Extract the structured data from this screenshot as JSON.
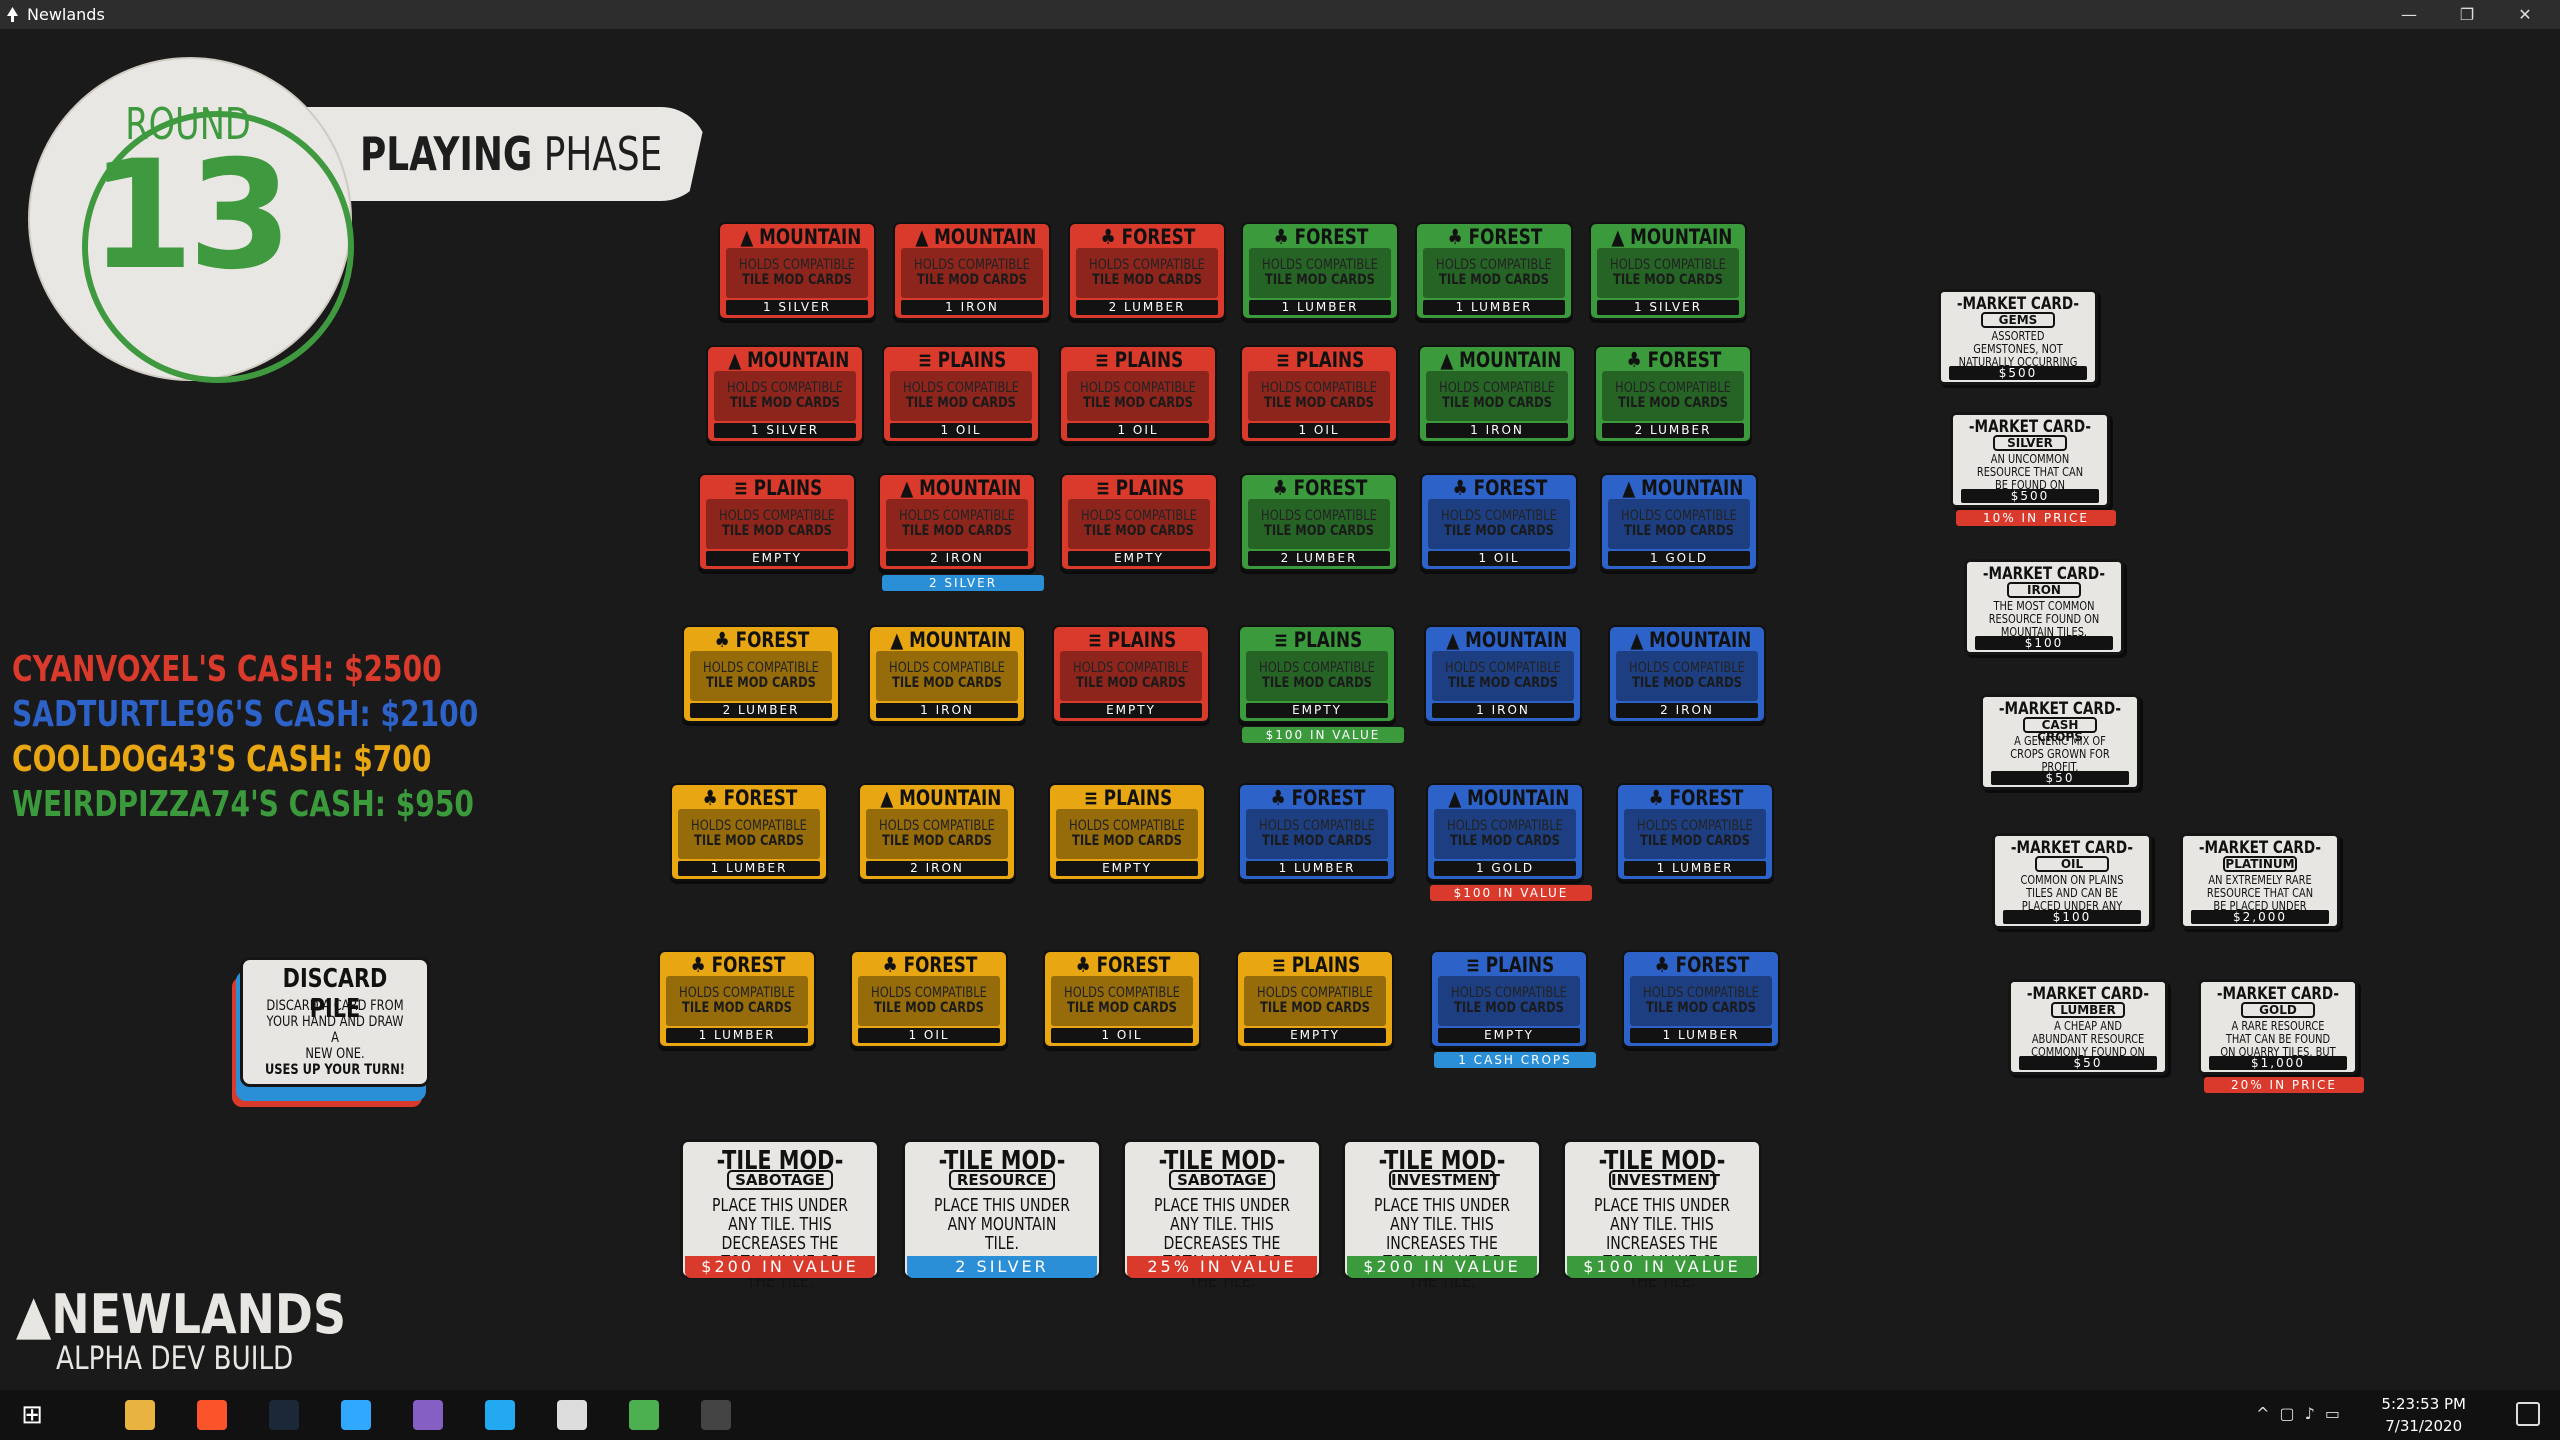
{
  "window": {
    "title": "Newlands",
    "min": "—",
    "max": "❐",
    "close": "✕"
  },
  "round": {
    "label": "ROUND",
    "number": "13"
  },
  "phase": {
    "bold": "PLAYING",
    "thin": " PHASE"
  },
  "players": [
    {
      "text": "CYANVOXEL'S CASH: $2500",
      "color": "#d93a2b"
    },
    {
      "text": "SADTURTLE96'S CASH: $2100",
      "color": "#2d62c8"
    },
    {
      "text": "COOLDOG43'S CASH: $700",
      "color": "#e7a612"
    },
    {
      "text": "WEIRDPIZZA74'S CASH: $950",
      "color": "#3b9a3b"
    }
  ],
  "card_text": {
    "line1": "HOLDS COMPATIBLE",
    "line2": "TILE MOD CARDS"
  },
  "tiles": [
    {
      "type": "MOUNTAIN",
      "color": "#d93a2b",
      "footer": "1 SILVER"
    },
    {
      "type": "MOUNTAIN",
      "color": "#d93a2b",
      "footer": "1 IRON"
    },
    {
      "type": "FOREST",
      "color": "#d93a2b",
      "footer": "2 LUMBER"
    },
    {
      "type": "FOREST",
      "color": "#3b9a3b",
      "footer": "1 LUMBER"
    },
    {
      "type": "FOREST",
      "color": "#3b9a3b",
      "footer": "1 LUMBER"
    },
    {
      "type": "MOUNTAIN",
      "color": "#3b9a3b",
      "footer": "1 SILVER"
    },
    {
      "type": "MOUNTAIN",
      "color": "#d93a2b",
      "footer": "1 SILVER"
    },
    {
      "type": "PLAINS",
      "color": "#d93a2b",
      "footer": "1 OIL"
    },
    {
      "type": "PLAINS",
      "color": "#d93a2b",
      "footer": "1 OIL"
    },
    {
      "type": "PLAINS",
      "color": "#d93a2b",
      "footer": "1 OIL"
    },
    {
      "type": "MOUNTAIN",
      "color": "#3b9a3b",
      "footer": "1 IRON"
    },
    {
      "type": "FOREST",
      "color": "#3b9a3b",
      "footer": "2 LUMBER"
    },
    {
      "type": "PLAINS",
      "color": "#d93a2b",
      "footer": "EMPTY"
    },
    {
      "type": "MOUNTAIN",
      "color": "#d93a2b",
      "footer": "2 IRON"
    },
    {
      "type": "PLAINS",
      "color": "#d93a2b",
      "footer": "EMPTY"
    },
    {
      "type": "FOREST",
      "color": "#3b9a3b",
      "footer": "2 LUMBER"
    },
    {
      "type": "FOREST",
      "color": "#2d62c8",
      "footer": "1 OIL"
    },
    {
      "type": "MOUNTAIN",
      "color": "#2d62c8",
      "footer": "1 GOLD"
    },
    {
      "type": "FOREST",
      "color": "#e7a612",
      "footer": "2 LUMBER"
    },
    {
      "type": "MOUNTAIN",
      "color": "#e7a612",
      "footer": "1 IRON"
    },
    {
      "type": "PLAINS",
      "color": "#d93a2b",
      "footer": "EMPTY"
    },
    {
      "type": "PLAINS",
      "color": "#3b9a3b",
      "footer": "EMPTY"
    },
    {
      "type": "MOUNTAIN",
      "color": "#2d62c8",
      "footer": "1 IRON"
    },
    {
      "type": "MOUNTAIN",
      "color": "#2d62c8",
      "footer": "2 IRON"
    },
    {
      "type": "FOREST",
      "color": "#e7a612",
      "footer": "1 LUMBER"
    },
    {
      "type": "MOUNTAIN",
      "color": "#e7a612",
      "footer": "2 IRON"
    },
    {
      "type": "PLAINS",
      "color": "#e7a612",
      "footer": "EMPTY"
    },
    {
      "type": "FOREST",
      "color": "#2d62c8",
      "footer": "1 LUMBER"
    },
    {
      "type": "MOUNTAIN",
      "color": "#2d62c8",
      "footer": "1 GOLD"
    },
    {
      "type": "FOREST",
      "color": "#2d62c8",
      "footer": "1 LUMBER"
    },
    {
      "type": "FOREST",
      "color": "#e7a612",
      "footer": "1 LUMBER"
    },
    {
      "type": "FOREST",
      "color": "#e7a612",
      "footer": "1 OIL"
    },
    {
      "type": "FOREST",
      "color": "#e7a612",
      "footer": "1 OIL"
    },
    {
      "type": "PLAINS",
      "color": "#e7a612",
      "footer": "EMPTY"
    },
    {
      "type": "PLAINS",
      "color": "#2d62c8",
      "footer": "EMPTY"
    },
    {
      "type": "FOREST",
      "color": "#2d62c8",
      "footer": "1 LUMBER"
    }
  ],
  "tile_tags": [
    {
      "tile": 13,
      "text": "2 SILVER",
      "color": "#2a8fd6"
    },
    {
      "tile": 21,
      "text": "$100 IN VALUE",
      "color": "#3b9a3b"
    },
    {
      "tile": 28,
      "text": "$100 IN VALUE",
      "color": "#d93a2b"
    },
    {
      "tile": 34,
      "text": "1 CASH CROPS",
      "color": "#2a8fd6"
    }
  ],
  "market_cards": [
    {
      "title": "-MARKET CARD-",
      "sub": "GEMS",
      "desc": "ASSORTED GEMSTONES, NOT NATURALLY OCCURRING ON ANY TILES.",
      "price": "$500"
    },
    {
      "title": "-MARKET CARD-",
      "sub": "SILVER",
      "desc": "AN UNCOMMON RESOURCE THAT CAN BE FOUND ON MOUNTAIN TILES.",
      "price": "$500",
      "tag": "10% IN PRICE",
      "tag_color": "#d93a2b"
    },
    {
      "title": "-MARKET CARD-",
      "sub": "IRON",
      "desc": "THE MOST COMMON RESOURCE FOUND ON MOUNTAIN TILES.",
      "price": "$100"
    },
    {
      "title": "-MARKET CARD-",
      "sub": "CASH CROPS",
      "desc": "A GENERIC MIX OF CROPS GROWN FOR PROFIT.",
      "price": "$50"
    },
    {
      "title": "-MARKET CARD-",
      "sub": "OIL",
      "desc": "COMMON ON PLAINS TILES AND CAN BE PLACED UNDER ANY TILE.",
      "price": "$100"
    },
    {
      "title": "-MARKET CARD-",
      "sub": "PLATINUM",
      "desc": "AN EXTREMELY RARE RESOURCE THAT CAN BE PLACED UNDER MOUNTAIN TILES.",
      "price": "$2,000"
    },
    {
      "title": "-MARKET CARD-",
      "sub": "LUMBER",
      "desc": "A CHEAP AND ABUNDANT RESOURCE COMMONLY FOUND ON FOREST TILES.",
      "price": "$50"
    },
    {
      "title": "-MARKET CARD-",
      "sub": "GOLD",
      "desc": "A RARE RESOURCE THAT CAN BE FOUND ON QUARRY TILES, BUT CAN BE PLACED UNDER ANY TILE.",
      "price": "$1,000",
      "tag": "20% IN PRICE",
      "tag_color": "#d93a2b"
    }
  ],
  "tile_mods": [
    {
      "title": "-TILE MOD-",
      "sub": "SABOTAGE",
      "desc": "PLACE THIS UNDER ANY TILE. THIS DECREASES THE TOTAL VALUE OF THE TILE.",
      "foot": "$200 IN VALUE",
      "foot_color": "#d93a2b"
    },
    {
      "title": "-TILE MOD-",
      "sub": "RESOURCE",
      "desc": "PLACE THIS UNDER ANY MOUNTAIN TILE.",
      "foot": "2 SILVER",
      "foot_color": "#2a8fd6"
    },
    {
      "title": "-TILE MOD-",
      "sub": "SABOTAGE",
      "desc": "PLACE THIS UNDER ANY TILE. THIS DECREASES THE TOTAL VALUE OF THE TILE.",
      "foot": "25% IN VALUE",
      "foot_color": "#d93a2b"
    },
    {
      "title": "-TILE MOD-",
      "sub": "INVESTMENT",
      "desc": "PLACE THIS UNDER ANY TILE. THIS INCREASES THE TOTAL VALUE OF THE TILE.",
      "foot": "$200 IN VALUE",
      "foot_color": "#3b9a3b"
    },
    {
      "title": "-TILE MOD-",
      "sub": "INVESTMENT",
      "desc": "PLACE THIS UNDER ANY TILE. THIS INCREASES THE TOTAL VALUE OF THE TILE.",
      "foot": "$100 IN VALUE",
      "foot_color": "#3b9a3b"
    }
  ],
  "discard": {
    "title": "DISCARD PILE",
    "line1": "DISCARD A CARD FROM",
    "line2": "YOUR HAND AND DRAW A",
    "line3": "NEW ONE.",
    "line4": "USES UP YOUR TURN!"
  },
  "logo": {
    "name": "NEWLANDS",
    "build": "ALPHA DEV BUILD"
  },
  "taskbar": {
    "apps": [
      "windows-start-icon",
      "file-explorer-icon",
      "brave-icon",
      "steam-icon",
      "photoshop-icon",
      "visual-studio-icon",
      "vscode-icon",
      "unity-icon",
      "chrome-icon",
      "newlands-app-icon"
    ],
    "time": "5:23:53 PM",
    "date": "7/31/2020"
  }
}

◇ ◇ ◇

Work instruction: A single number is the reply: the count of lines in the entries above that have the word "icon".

Exercise output: 10